### Breadth-First Search (BFS)

*Breadth First Search* (BFS) is a graph-traversal algorithm, often used for finding the shortest path from a starting node to a goal node.

BFS visits "layer-by-layer". This means that it first visits all the children of the starting (root) node. These children are considered as the "second layer", after which their children are visited in the same manner.

### Dijkstra's Algorithm

*Dijkstra's Algorithm* is a very well-known graph traversal algorithm for finding the shortest path from a given node/vertex to another.

There are several implementations of this algorithm and some even use different data structures and have different applications.

Dijkstra works in a different fashion to the previous algorithms. Instead of starting at the root node, it starts at the goal node and backtracks its way to the starting node.

### DFS vs BFS

A question that most likely came to mind when you were reading about DFS and BFS was:

"What's the practical difference?"

The theory is clear; BFS first visits the nodes closest to our starting node while DFS goes as deep into the graph (as far away from our starting node) as possible before continuing with other nodes close to our starting node.

Let's go through some examples:

- If all you want to do is check whether two nodes are connected at all in a graph that doesn't give you a clear reason to prefer one or the other of the graph traversal algorithms -
**either one** - If you "know" that your two nodes are close to each other if they're connected at all - for example looking for family members in an acquaintance graph - use
**BFS** - If you want to count all the possible ways to get from one node to another -
**DFS** - If you want the shortest path (the path that goes through the fewest number of nodes) from one node to another -
**BFS** **DFS**can also be used for some slightly advanced things, like detecting a cycle in a graph, or for checking for**strongly connected components**(a mathematical term that means "that every node is reachable from every other node") which can later be used for solving 2-satisfiability problems (2-SAT).

### Conclusion

Graphs are a convenient way to store certain types of data.
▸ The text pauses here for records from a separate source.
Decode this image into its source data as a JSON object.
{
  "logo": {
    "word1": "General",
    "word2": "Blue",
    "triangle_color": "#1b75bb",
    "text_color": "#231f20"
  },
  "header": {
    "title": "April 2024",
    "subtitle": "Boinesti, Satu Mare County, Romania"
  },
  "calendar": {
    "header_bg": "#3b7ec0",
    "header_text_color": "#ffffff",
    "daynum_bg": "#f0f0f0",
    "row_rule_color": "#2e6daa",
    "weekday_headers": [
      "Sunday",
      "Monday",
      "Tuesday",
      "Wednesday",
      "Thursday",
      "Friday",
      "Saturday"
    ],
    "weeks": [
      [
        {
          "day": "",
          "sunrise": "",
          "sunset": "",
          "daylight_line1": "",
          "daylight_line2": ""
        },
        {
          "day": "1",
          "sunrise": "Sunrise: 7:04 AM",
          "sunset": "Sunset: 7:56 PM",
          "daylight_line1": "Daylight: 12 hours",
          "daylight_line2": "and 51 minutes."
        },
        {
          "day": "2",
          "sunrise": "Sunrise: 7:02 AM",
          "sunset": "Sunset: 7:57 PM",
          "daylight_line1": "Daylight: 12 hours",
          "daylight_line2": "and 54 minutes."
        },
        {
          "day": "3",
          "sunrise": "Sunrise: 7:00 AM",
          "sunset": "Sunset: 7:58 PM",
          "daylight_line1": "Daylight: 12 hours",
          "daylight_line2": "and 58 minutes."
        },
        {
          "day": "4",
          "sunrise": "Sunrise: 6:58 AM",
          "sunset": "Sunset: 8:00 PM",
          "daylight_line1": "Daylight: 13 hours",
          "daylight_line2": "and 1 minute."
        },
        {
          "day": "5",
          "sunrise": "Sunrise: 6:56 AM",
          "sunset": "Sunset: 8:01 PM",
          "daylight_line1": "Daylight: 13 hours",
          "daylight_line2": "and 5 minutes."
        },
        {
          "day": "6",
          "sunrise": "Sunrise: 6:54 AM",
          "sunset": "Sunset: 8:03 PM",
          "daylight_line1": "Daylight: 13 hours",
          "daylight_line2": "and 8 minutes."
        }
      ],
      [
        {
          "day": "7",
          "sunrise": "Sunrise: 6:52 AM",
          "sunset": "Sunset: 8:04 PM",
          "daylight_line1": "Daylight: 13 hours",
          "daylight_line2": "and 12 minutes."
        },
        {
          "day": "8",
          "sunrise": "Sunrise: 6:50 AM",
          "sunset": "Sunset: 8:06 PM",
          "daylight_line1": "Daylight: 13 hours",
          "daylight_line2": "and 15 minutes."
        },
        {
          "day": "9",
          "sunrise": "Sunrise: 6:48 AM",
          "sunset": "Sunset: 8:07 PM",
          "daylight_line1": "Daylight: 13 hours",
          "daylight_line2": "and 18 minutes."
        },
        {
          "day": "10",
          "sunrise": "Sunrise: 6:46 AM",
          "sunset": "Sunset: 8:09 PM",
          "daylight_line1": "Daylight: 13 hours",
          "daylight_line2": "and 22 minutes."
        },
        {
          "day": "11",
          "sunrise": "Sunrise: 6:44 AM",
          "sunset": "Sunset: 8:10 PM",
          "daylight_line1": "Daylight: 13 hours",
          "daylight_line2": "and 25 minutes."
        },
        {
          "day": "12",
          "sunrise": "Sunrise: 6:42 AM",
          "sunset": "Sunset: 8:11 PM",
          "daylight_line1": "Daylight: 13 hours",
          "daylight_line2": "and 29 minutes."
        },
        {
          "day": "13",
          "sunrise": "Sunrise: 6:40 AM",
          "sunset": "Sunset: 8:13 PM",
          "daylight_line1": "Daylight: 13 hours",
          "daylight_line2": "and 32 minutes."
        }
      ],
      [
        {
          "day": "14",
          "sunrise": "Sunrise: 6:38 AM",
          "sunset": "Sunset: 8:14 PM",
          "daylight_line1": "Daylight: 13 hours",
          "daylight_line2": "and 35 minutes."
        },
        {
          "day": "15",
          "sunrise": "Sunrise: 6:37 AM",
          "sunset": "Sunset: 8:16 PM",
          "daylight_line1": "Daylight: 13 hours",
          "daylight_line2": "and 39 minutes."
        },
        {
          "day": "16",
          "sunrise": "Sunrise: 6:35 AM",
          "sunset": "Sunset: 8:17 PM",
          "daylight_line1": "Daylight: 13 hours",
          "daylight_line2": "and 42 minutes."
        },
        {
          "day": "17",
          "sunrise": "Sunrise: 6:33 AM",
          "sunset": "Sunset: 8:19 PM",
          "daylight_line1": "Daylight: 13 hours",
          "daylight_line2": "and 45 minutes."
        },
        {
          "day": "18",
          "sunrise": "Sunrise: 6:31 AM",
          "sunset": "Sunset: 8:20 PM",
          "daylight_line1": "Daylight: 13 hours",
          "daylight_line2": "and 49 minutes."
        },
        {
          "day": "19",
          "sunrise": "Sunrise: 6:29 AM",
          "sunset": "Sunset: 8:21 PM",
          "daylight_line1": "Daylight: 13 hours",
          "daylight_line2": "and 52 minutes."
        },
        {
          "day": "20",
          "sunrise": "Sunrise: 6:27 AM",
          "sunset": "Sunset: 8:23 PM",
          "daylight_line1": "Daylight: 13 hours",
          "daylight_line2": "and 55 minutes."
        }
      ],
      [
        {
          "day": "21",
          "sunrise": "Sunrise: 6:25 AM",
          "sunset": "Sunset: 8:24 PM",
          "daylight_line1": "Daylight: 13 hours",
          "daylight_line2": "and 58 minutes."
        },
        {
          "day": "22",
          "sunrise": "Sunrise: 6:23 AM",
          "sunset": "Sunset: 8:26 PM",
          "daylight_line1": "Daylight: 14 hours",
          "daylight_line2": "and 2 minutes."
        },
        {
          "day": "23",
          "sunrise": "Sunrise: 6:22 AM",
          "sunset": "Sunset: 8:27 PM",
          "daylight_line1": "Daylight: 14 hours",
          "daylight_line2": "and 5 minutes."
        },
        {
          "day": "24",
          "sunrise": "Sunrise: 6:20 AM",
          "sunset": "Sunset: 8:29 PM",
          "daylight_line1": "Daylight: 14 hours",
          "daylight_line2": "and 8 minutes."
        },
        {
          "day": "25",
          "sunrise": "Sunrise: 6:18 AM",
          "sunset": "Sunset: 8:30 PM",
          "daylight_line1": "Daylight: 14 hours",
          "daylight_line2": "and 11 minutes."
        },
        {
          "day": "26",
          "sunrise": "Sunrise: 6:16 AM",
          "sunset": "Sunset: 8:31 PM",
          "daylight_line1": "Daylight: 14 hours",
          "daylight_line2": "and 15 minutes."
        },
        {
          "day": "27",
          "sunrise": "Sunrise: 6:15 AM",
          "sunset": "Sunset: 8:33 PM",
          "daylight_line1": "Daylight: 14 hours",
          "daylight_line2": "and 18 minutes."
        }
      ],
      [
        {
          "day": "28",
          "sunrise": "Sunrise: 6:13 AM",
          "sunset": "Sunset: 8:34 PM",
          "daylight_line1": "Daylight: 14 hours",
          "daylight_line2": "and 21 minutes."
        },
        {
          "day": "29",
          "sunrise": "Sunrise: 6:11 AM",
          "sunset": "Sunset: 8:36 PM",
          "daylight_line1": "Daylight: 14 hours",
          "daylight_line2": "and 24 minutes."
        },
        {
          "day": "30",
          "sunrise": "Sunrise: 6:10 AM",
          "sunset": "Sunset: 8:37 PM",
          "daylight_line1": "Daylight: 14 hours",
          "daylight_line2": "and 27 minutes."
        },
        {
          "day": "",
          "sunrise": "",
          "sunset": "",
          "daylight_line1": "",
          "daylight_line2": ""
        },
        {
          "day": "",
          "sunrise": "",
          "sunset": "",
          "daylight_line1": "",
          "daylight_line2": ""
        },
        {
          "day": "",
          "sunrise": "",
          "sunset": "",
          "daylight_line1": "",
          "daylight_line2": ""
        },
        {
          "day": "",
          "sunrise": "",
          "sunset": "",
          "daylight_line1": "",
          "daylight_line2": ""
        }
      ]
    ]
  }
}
Each graph is consisted of *nodes* (also called vertices) and *edges*. We can look at nodes as "chunks of data" and edges as "relations between those chunks of data".

Graph traversal algorithms such as BFS, DFS, Dijkstra's Algorithm and A* are very commonly used in many branches of data science and machine learning.